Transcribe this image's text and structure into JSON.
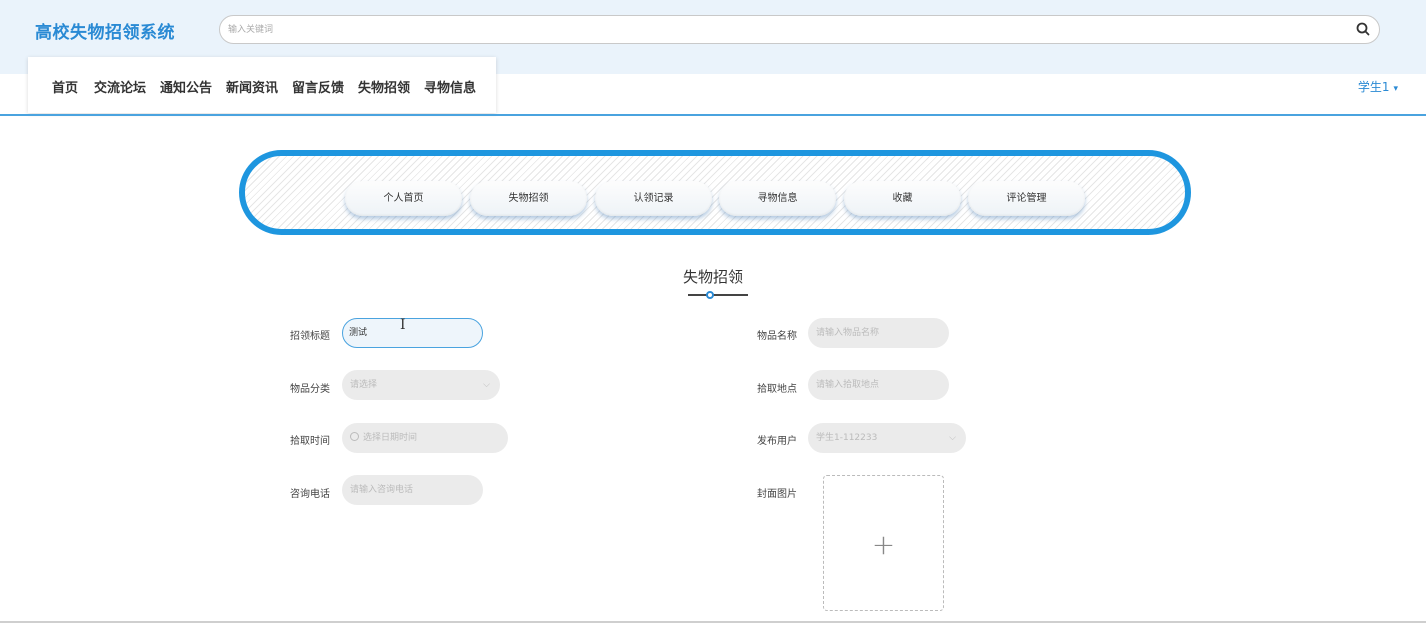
{
  "header": {
    "logo": "高校失物招领系统",
    "search_placeholder": "输入关键词"
  },
  "nav": {
    "items": [
      {
        "label": "首页"
      },
      {
        "label": "交流论坛"
      },
      {
        "label": "通知公告"
      },
      {
        "label": "新闻资讯"
      },
      {
        "label": "留言反馈"
      },
      {
        "label": "失物招领"
      },
      {
        "label": "寻物信息"
      }
    ],
    "user": "学生1"
  },
  "tabs": [
    {
      "label": "个人首页"
    },
    {
      "label": "失物招领"
    },
    {
      "label": "认领记录"
    },
    {
      "label": "寻物信息"
    },
    {
      "label": "收藏"
    },
    {
      "label": "评论管理"
    }
  ],
  "section_title": "失物招领",
  "form": {
    "title": {
      "label": "招领标题",
      "value": "测试"
    },
    "item_name": {
      "label": "物品名称",
      "placeholder": "请输入物品名称"
    },
    "category": {
      "label": "物品分类",
      "placeholder": "请选择"
    },
    "location": {
      "label": "拾取地点",
      "placeholder": "请输入拾取地点"
    },
    "time": {
      "label": "拾取时间",
      "placeholder": "选择日期时间"
    },
    "publisher": {
      "label": "发布用户",
      "value": "学生1-112233"
    },
    "phone": {
      "label": "咨询电话",
      "placeholder": "请输入咨询电话"
    },
    "cover": {
      "label": "封面图片",
      "upload_symbol": "+"
    }
  },
  "colors": {
    "accent": "#2a8ad4",
    "frame": "#1e96df",
    "header_bg": "#eaf3fb"
  },
  "icons": {
    "search": "search-icon",
    "user_caret": "caret-down-icon",
    "select_chevron": "chevron-down-icon",
    "clock": "clock-icon",
    "upload": "plus-icon"
  }
}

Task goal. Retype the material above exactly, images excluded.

Task output.
Transcribe this image's text and structure into JSON.
{
  "header": {
    "logo": "高校失物招领系统",
    "search_placeholder": "输入关键词"
  },
  "nav": {
    "items": [
      {
        "label": "首页"
      },
      {
        "label": "交流论坛"
      },
      {
        "label": "通知公告"
      },
      {
        "label": "新闻资讯"
      },
      {
        "label": "留言反馈"
      },
      {
        "label": "失物招领"
      },
      {
        "label": "寻物信息"
      }
    ],
    "user": "学生1"
  },
  "tabs": [
    {
      "label": "个人首页"
    },
    {
      "label": "失物招领"
    },
    {
      "label": "认领记录"
    },
    {
      "label": "寻物信息"
    },
    {
      "label": "收藏"
    },
    {
      "label": "评论管理"
    }
  ],
  "section_title": "失物招领",
  "form": {
    "title": {
      "label": "招领标题",
      "value": "测试"
    },
    "item_name": {
      "label": "物品名称",
      "placeholder": "请输入物品名称"
    },
    "category": {
      "label": "物品分类",
      "placeholder": "请选择"
    },
    "location": {
      "label": "拾取地点",
      "placeholder": "请输入拾取地点"
    },
    "time": {
      "label": "拾取时间",
      "placeholder": "选择日期时间"
    },
    "publisher": {
      "label": "发布用户",
      "value": "学生1-112233"
    },
    "phone": {
      "label": "咨询电话",
      "placeholder": "请输入咨询电话"
    },
    "cover": {
      "label": "封面图片",
      "upload_symbol": "+"
    }
  },
  "colors": {
    "accent": "#2a8ad4",
    "frame": "#1e96df",
    "header_bg": "#eaf3fb"
  },
  "icons": {
    "search": "search-icon",
    "user_caret": "caret-down-icon",
    "select_chevron": "chevron-down-icon",
    "clock": "clock-icon",
    "upload": "plus-icon"
  }
}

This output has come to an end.